**TASK PROMPT**
Print out the entries below with no edits.

================================

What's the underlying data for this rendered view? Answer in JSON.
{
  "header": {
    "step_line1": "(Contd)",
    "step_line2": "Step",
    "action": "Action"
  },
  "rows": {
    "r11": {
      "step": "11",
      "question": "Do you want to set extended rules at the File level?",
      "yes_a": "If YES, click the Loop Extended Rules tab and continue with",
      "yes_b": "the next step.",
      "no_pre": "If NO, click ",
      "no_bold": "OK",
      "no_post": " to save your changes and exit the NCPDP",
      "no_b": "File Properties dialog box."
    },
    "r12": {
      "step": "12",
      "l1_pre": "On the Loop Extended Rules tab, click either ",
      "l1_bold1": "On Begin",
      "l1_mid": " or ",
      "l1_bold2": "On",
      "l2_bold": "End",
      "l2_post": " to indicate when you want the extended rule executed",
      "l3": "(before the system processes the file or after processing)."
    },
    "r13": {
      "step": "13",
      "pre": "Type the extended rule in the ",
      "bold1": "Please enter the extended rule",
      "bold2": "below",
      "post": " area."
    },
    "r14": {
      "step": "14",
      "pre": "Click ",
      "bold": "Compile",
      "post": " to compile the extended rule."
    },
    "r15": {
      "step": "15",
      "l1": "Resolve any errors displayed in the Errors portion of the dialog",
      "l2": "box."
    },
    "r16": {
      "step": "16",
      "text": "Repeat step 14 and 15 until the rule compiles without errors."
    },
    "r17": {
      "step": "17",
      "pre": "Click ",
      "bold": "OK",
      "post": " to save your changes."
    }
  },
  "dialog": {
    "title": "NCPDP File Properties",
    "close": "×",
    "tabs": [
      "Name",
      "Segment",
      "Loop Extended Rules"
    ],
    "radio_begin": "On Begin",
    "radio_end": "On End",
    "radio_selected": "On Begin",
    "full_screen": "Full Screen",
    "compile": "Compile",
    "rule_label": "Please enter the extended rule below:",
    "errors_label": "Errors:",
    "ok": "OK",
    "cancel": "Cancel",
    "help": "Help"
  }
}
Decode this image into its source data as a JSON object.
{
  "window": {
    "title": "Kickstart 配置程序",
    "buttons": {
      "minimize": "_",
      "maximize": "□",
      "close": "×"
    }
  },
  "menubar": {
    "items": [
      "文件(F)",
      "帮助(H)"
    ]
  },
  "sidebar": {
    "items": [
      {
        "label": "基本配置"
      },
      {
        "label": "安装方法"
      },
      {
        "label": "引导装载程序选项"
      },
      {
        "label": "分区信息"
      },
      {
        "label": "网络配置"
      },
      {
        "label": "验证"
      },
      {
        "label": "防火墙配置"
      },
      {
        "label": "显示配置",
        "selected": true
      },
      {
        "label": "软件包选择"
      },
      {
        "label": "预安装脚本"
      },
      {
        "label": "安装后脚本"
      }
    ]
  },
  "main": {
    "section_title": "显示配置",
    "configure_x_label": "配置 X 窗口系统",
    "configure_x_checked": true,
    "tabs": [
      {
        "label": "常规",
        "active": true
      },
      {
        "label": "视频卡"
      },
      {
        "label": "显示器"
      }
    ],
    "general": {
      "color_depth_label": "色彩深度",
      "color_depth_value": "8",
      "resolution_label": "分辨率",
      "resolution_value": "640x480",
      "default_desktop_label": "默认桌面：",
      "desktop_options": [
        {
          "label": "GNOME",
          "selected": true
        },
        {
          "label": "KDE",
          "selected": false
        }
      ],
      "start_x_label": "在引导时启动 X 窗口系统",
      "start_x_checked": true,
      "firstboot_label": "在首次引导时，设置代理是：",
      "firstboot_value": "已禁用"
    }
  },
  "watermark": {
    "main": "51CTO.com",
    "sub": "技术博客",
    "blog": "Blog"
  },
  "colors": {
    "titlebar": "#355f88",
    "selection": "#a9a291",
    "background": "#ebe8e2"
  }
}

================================

**THE ANSWER**
What's the underlying data for this rendered view? Answer in JSON.
{
  "header": {
    "step_line1": "(Contd)",
    "step_line2": "Step",
    "action": "Action"
  },
  "rows": {
    "r11": {
      "step": "11",
      "question": "Do you want to set extended rules at the File level?",
      "yes_a": "If YES, click the Loop Extended Rules tab and continue with",
      "yes_b": "the next step.",
      "no_pre": "If NO, click ",
      "no_bold": "OK",
      "no_post": " to save your changes and exit the NCPDP",
      "no_b": "File Properties dialog box."
    },
    "r12": {
      "step": "12",
      "l1_pre": "On the Loop Extended Rules tab, click either ",
      "l1_bold1": "On Begin",
      "l1_mid": " or ",
      "l1_bold2": "On",
      "l2_bold": "End",
      "l2_post": " to indicate when you want the extended rule executed",
      "l3": "(before the system processes the file or after processing)."
    },
    "r13": {
      "step": "13",
      "pre": "Type the extended rule in the ",
      "bold1": "Please enter the extended rule",
      "bold2": "below",
      "post": " area."
    },
    "r14": {
      "step": "14",
      "pre": "Click ",
      "bold": "Compile",
      "post": " to compile the extended rule."
    },
    "r15": {
      "step": "15",
      "l1": "Resolve any errors displayed in the Errors portion of the dialog",
      "l2": "box."
    },
    "r16": {
      "step": "16",
      "text": "Repeat step 14 and 15 until the rule compiles without errors."
    },
    "r17": {
      "step": "17",
      "pre": "Click ",
      "bold": "OK",
      "post": " to save your changes."
    }
  },
  "dialog": {
    "title": "NCPDP File Properties",
    "close": "×",
    "tabs": [
      "Name",
      "Segment",
      "Loop Extended Rules"
    ],
    "radio_begin": "On Begin",
    "radio_end": "On End",
    "radio_selected": "On Begin",
    "full_screen": "Full Screen",
    "compile": "Compile",
    "rule_label": "Please enter the extended rule below:",
    "errors_label": "Errors:",
    "ok": "OK",
    "cancel": "Cancel",
    "help": "Help"
  }
}
Decode this image into its source data as a JSON object.
{
  "window": {
    "title": "Kickstart 配置程序",
    "buttons": {
      "minimize": "_",
      "maximize": "□",
      "close": "×"
    }
  },
  "menubar": {
    "items": [
      "文件(F)",
      "帮助(H)"
    ]
  },
  "sidebar": {
    "items": [
      {
        "label": "基本配置"
      },
      {
        "label": "安装方法"
      },
      {
        "label": "引导装载程序选项"
      },
      {
        "label": "分区信息"
      },
      {
        "label": "网络配置"
      },
      {
        "label": "验证"
      },
      {
        "label": "防火墙配置"
      },
      {
        "label": "显示配置",
        "selected": true
      },
      {
        "label": "软件包选择"
      },
      {
        "label": "预安装脚本"
      },
      {
        "label": "安装后脚本"
      }
    ]
  },
  "main": {
    "section_title": "显示配置",
    "configure_x_label": "配置 X 窗口系统",
    "configure_x_checked": true,
    "tabs": [
      {
        "label": "常规",
        "active": true
      },
      {
        "label": "视频卡"
      },
      {
        "label": "显示器"
      }
    ],
    "general": {
      "color_depth_label": "色彩深度",
      "color_depth_value": "8",
      "resolution_label": "分辨率",
      "resolution_value": "640x480",
      "default_desktop_label": "默认桌面：",
      "desktop_options": [
        {
          "label": "GNOME",
          "selected": true
        },
        {
          "label": "KDE",
          "selected": false
        }
      ],
      "start_x_label": "在引导时启动 X 窗口系统",
      "start_x_checked": true,
      "firstboot_label": "在首次引导时，设置代理是：",
      "firstboot_value": "已禁用"
    }
  },
  "watermark": {
    "main": "51CTO.com",
    "sub": "技术博客",
    "blog": "Blog"
  },
  "colors": {
    "titlebar": "#355f88",
    "selection": "#a9a291",
    "background": "#ebe8e2"
  }
}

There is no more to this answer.